JuliaR said...

I am curious about what you thought of Bill Clinton before he became president (and after). As a dispassionate Canadian. :) And in 25 words or so, given the whole Homer homework thing. :)

Michael Leddy said...

In 25 words:

I voted for him twice, with great enthusiasm. But I now see him as arrogant, dishonest, exploitative, narcissistic, reckless. I am no longer a fan.

JuliaR said...

I remember when he was running for president and my intuitive radar told me he was a lying liar. If he told me the sky was blue, I'd go outside to see for myself. I couldn't believe how no one else seemed to see that. I suppose that people can make effective leaders even if they are lying cheaters but he was just so blatant about the womanizing that to me, it made for a fundamental personality flaw that I couldn't get over. Hillary seems to want to be president because she thinks she deserves it - that entitlement thing that I think is at the root of much of society's malaise these days.

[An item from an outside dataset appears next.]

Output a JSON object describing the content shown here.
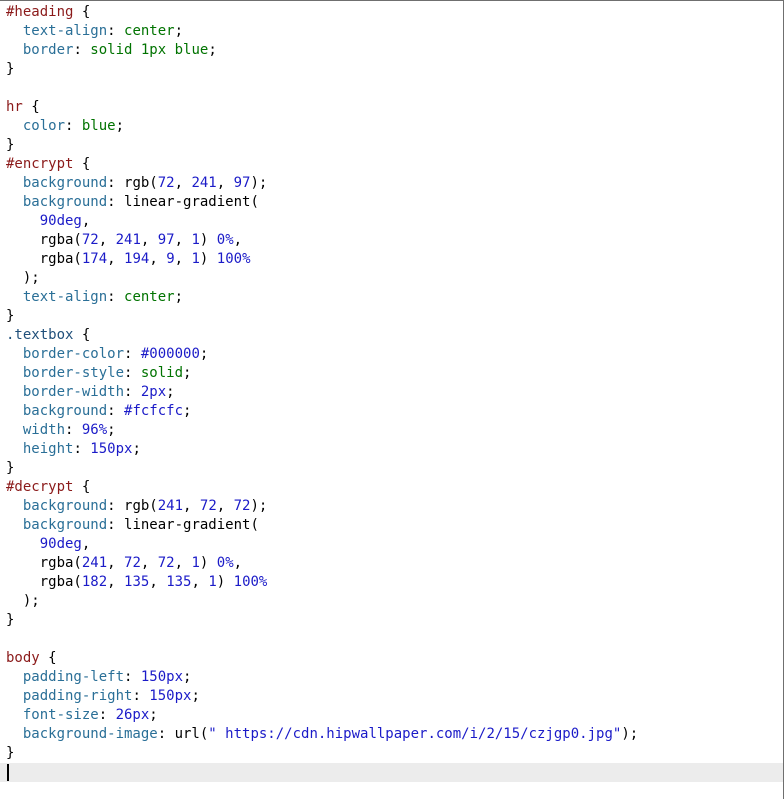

Michael Leddy said...

Julia, you got there long before I did.

The claims of entitlement, now morphing into the charge that Obama has somehow stolen the nomination (and "hijacked four delegates," to use Harold Ickes' language, which seems designed to produce a slight echo of September 11, while allowing a later disclaiming of that intention), make for a pretty toxic atmosphere.

There's a revealing portrait of Bill Clinton in Vanity Fair, now online: The Comeback Id.